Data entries
┄┄┄┄┄┄┄┄┄┄
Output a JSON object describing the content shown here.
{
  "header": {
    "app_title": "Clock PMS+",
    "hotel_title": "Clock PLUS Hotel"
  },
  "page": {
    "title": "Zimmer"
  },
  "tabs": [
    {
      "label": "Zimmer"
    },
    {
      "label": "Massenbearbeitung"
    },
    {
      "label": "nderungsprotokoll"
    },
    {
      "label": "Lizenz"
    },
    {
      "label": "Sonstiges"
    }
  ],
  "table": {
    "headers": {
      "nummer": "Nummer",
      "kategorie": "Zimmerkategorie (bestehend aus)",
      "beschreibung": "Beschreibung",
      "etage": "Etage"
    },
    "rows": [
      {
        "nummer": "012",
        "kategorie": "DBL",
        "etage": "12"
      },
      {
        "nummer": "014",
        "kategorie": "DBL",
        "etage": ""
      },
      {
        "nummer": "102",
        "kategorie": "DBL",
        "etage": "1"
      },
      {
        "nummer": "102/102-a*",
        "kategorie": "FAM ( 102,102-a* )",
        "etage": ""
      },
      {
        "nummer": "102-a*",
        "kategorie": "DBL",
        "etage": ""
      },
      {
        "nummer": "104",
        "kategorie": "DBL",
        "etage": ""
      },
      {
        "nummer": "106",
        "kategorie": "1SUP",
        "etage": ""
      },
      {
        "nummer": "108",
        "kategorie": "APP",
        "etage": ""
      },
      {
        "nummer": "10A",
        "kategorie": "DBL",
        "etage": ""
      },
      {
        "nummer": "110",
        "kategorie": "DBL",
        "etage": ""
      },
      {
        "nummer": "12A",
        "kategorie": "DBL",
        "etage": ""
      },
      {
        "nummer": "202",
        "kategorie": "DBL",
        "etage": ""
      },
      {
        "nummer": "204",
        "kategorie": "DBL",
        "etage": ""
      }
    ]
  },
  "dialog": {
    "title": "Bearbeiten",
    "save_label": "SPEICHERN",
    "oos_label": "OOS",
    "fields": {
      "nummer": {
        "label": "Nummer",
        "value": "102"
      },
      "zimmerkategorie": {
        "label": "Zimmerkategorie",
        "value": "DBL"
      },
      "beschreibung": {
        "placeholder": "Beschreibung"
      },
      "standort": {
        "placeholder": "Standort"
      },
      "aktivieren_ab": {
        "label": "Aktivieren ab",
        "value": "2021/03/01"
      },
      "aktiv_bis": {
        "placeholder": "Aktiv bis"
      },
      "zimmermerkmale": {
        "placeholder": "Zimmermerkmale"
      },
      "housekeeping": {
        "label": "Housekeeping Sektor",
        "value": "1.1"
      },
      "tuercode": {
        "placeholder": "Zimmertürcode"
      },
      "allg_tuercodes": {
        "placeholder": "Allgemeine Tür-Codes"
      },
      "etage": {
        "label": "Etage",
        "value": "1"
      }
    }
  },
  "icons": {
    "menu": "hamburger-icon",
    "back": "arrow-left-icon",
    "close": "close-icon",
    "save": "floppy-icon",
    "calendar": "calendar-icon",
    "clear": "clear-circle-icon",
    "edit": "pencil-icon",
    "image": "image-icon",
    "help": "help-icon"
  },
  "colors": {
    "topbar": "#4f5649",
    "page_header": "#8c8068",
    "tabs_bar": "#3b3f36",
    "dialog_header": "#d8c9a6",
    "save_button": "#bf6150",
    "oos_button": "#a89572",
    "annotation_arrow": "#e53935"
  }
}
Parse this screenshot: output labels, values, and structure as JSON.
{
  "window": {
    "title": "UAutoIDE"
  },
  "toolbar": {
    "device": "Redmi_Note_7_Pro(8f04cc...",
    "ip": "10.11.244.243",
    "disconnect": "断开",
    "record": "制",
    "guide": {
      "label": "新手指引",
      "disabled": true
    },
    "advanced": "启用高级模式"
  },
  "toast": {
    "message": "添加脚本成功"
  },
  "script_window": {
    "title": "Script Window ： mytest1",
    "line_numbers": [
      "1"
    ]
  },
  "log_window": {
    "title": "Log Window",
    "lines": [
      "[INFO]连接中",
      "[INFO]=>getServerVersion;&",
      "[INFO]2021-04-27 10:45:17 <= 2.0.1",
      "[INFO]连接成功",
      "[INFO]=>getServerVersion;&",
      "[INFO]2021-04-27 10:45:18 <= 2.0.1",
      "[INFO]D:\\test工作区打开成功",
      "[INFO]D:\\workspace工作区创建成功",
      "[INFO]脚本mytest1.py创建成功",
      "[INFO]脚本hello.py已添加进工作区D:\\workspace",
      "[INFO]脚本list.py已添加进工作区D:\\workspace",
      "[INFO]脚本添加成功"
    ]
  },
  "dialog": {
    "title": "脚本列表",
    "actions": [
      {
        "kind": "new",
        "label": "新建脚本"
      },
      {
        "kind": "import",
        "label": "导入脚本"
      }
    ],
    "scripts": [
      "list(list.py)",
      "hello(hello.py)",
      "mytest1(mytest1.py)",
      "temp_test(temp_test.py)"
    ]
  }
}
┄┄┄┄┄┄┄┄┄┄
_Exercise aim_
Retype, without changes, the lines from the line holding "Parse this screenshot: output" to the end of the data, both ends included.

_Solution for this exercise_
Parse this screenshot: output labels, values, and structure as JSON.
{
  "window": {
    "title": "UAutoIDE"
  },
  "toolbar": {
    "device": "Redmi_Note_7_Pro(8f04cc...",
    "ip": "10.11.244.243",
    "disconnect": "断开",
    "record": "制",
    "guide": {
      "label": "新手指引",
      "disabled": true
    },
    "advanced": "启用高级模式"
  },
  "toast": {
    "message": "添加脚本成功"
  },
  "script_window": {
    "title": "Script Window ： mytest1",
    "line_numbers": [
      "1"
    ]
  },
  "log_window": {
    "title": "Log Window",
    "lines": [
      "[INFO]连接中",
      "[INFO]=>getServerVersion;&",
      "[INFO]2021-04-27 10:45:17 <= 2.0.1",
      "[INFO]连接成功",
      "[INFO]=>getServerVersion;&",
      "[INFO]2021-04-27 10:45:18 <= 2.0.1",
      "[INFO]D:\\test工作区打开成功",
      "[INFO]D:\\workspace工作区创建成功",
      "[INFO]脚本mytest1.py创建成功",
      "[INFO]脚本hello.py已添加进工作区D:\\workspace",
      "[INFO]脚本list.py已添加进工作区D:\\workspace",
      "[INFO]脚本添加成功"
    ]
  },
  "dialog": {
    "title": "脚本列表",
    "actions": [
      {
        "kind": "new",
        "label": "新建脚本"
      },
      {
        "kind": "import",
        "label": "导入脚本"
      }
    ],
    "scripts": [
      "list(list.py)",
      "hello(hello.py)",
      "mytest1(mytest1.py)",
      "temp_test(temp_test.py)"
    ]
  }
}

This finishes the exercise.